Ten weeks of drought posed a major challenge to Irish golf courses. Kevin Markham interviewed two greenkeepers to assess how course conditions have been impacted.
Listening to Met Éireann tell us we haven’t had weather like this since 1976 makes you realise how much we miss hot, dry summers.
Golf courses that were under three feet of snow in March are now burned brown by the long days of sun. If you’ve been on social media, you’ll have seen an unforgettable image of Ballybunion, which looks more like the Sahara than a golf course.
The heatwave may have cooled but the trouble is, 10 weeks passed without significant rainfall and greenkeepers have had their work cut out to maintain their courses.
Here are the views of two head greenkeepers: Paul Coleman (PC), Golf Course Superintendent at Dromoland Castle; and Dave Edmondson (DE), Links Superintendent at The Island.
What are the key challenges facing golf courses in a heatwave?
PC: “The main challenges facing parkland courses are trying to provide good quality playing surfaces in the face of intense and prolonged drought. The golfer’s expectation is still the same no matter the weather and we need to at least offer a product worth the money.
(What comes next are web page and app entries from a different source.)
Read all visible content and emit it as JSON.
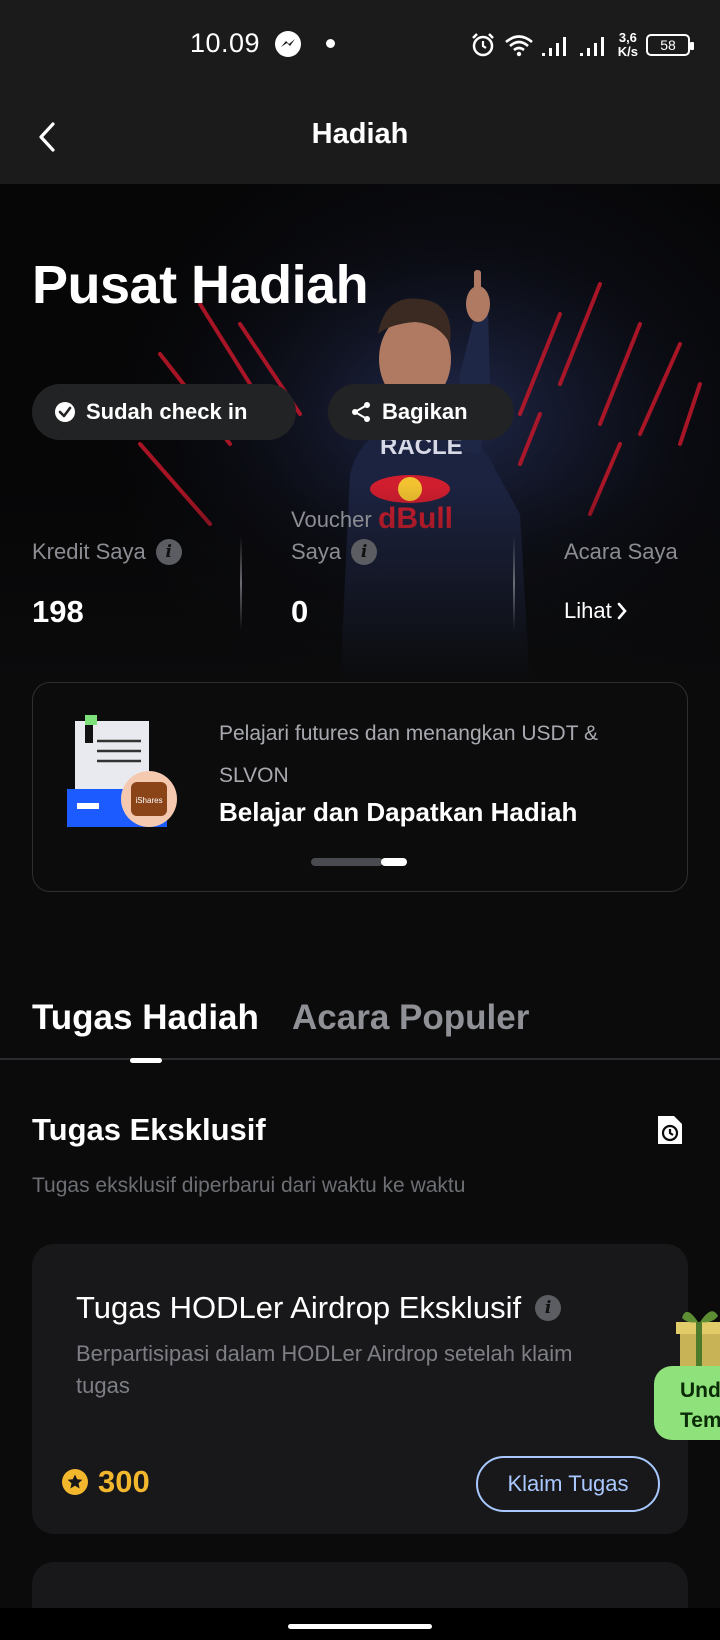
{
  "status_bar": {
    "time": "10.09",
    "net_speed_value": "3,6",
    "net_speed_unit": "K/s",
    "battery": "58"
  },
  "header": {
    "title": "Hadiah"
  },
  "hero": {
    "title": "Pusat Hadiah",
    "checkin_label": "Sudah check in",
    "share_label": "Bagikan",
    "stats": {
      "credit_label": "Kredit Saya",
      "credit_value": "198",
      "voucher_label_line1": "Voucher",
      "voucher_label_line2": "Saya",
      "voucher_value": "0",
      "events_label": "Acara Saya",
      "events_link": "Lihat"
    }
  },
  "banner": {
    "subtitle": "Pelajari futures dan menangkan USDT & SLVON",
    "title": "Belajar dan Dapatkan Hadiah",
    "badge_text": "iShares"
  },
  "tabs": [
    {
      "label": "Tugas Hadiah",
      "active": true
    },
    {
      "label": "Acara Populer",
      "active": false
    }
  ],
  "section": {
    "title": "Tugas Eksklusif",
    "subtitle": "Tugas eksklusif diperbarui dari waktu ke waktu"
  },
  "task": {
    "title": "Tugas HODLer Airdrop Eksklusif",
    "description": "Berpartisipasi dalam HODLer Airdrop setelah klaim tugas",
    "reward": "300",
    "button": "Klaim Tugas"
  },
  "side_badge": {
    "line1": "Und",
    "line2": "Tem"
  },
  "colors": {
    "background": "#0b0b0c",
    "card": "#18181a",
    "reward": "#f3b72d",
    "claim_outline": "#a9c8ff",
    "badge_green": "#8fe17b"
  }
}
"As the majority of playing areas are comprised of sand for the purpose of better drainage, they obviously dry much faster and consequently wilt. Also, having staff working in this heat is not ideal as there is prolonged exposure to the sun.”
DE: “Dormant turfgrass is not growing or recovering from daily wear and tear, such as traffic patterns. Areas of The Island are also becoming hydrophobic (water repellent) due to lack of precipitation.”
Have you experienced anything like this in your career?
PC: “The last time I can remember a similar prolonged period of hot and dry weather was in the summer of ’95. I was working as a seasonal greenkeeper at Woodstock Golf Club, and there was no irrigation on the course. The only method of applying water was through a bulk tanker which drew from a nearby river.”
DE: “In my six years at The Island, 2013 was similar with prolonged dry conditions. I have also experienced similar low rainfall years in France and Belgium, although these were slightly easier to deal with due to lower traffic.”
How do you tackle these issues?
PC: “Irrigation. We have an automated system on tees and greens but it’s not as simple as just turning them on and forgetting about it. Moisture levels need to be constantly monitored as too much is worse than too little. Some members are amused when they see us out with hoses, knowing we have sprinklers.
“Unfortunately, it’s a logistics game and we do not have the capacity to water the entire golf course.”
DE: “We are targeting our water onto key areas: greens, tees, greens surrounds, and heavily divot-prone landing zones. As a classic links, based on sand, The Island is prone to drying quickly and we are utilising wetting agents for moisture retention and to avoid water repellancy issues.
"With all of our watering practices we utilise soil moisture probes daily to determine the needs of specific areas. This is deemed to be good practice, allows us to micromanage our greens and conserves water.
“The club recently purchased a pogo moisture meter that allows us to test moisture content in a given GPS location, sends the information to a cloud network, and creates a map which helps the greenkeeper handwatering for the next day to target dry areas or hotspots.”
How much time is spent dealing with the current challenges?
PC: “We have two guys each watering for approximately 50 hours per week. Mowing has decreased and so we can tackle other jobs we normally wouldn’t be able to get done.”
DE: “As turfgrass is presently mainly dormant, our mowing has reduced drastically so I have three guys hand-watering during the day. One of these will be collecting moisture content data to help us make key decisions regarding the next day’s watering.”
Are the grasses able to cope with these conditions?
PC: “Typically we go by transpiration rates of the grass plant and this can mean approximately 5mm to 10mm of water is required per night (in or around 8,000 to 12,000 litres).”
DE: “Native links grasses are Fescue and Browntop bent, and both species are native to links sites and are extremely drought resistant. They can withstand periods of stress. In many areas these species are predominantly dormant at present but will bounce back once the rain returns. From a sustainability perspective, these grasses require little to no pesticides, and limited fertiliser or water inputs.”
How serious a threat is a prolonged drought to the golf course?
PC: “It is serious as 90% of the course is burned out and in great water deficit. It will take a few weeks of rainfall to recover. No water means dead grass on greens and tees. This can make the course unplayable. There will also be a cost down the road in regressing some turf areas lost.”
DE: “I don’t see it as a major problem as long-term forecasts predict a break in the current weather. If we do get any thinning of turf coming out of the dry weather, we are due to overseed again in August with fescue throughout.”
What can golfers do to help the course and greens staff during these periods?
PC: “Members and guests can help by not driving golf buggies carelessly on fairways and where they don’t need to be. The wheel lines are being burned into the grass.”
DE: “Golfers should understand that greens teams throughout the country are doing there utmost to produce quality products for their members and guests. Patience is required through these challenging periods until we all return to normal weather conditions.”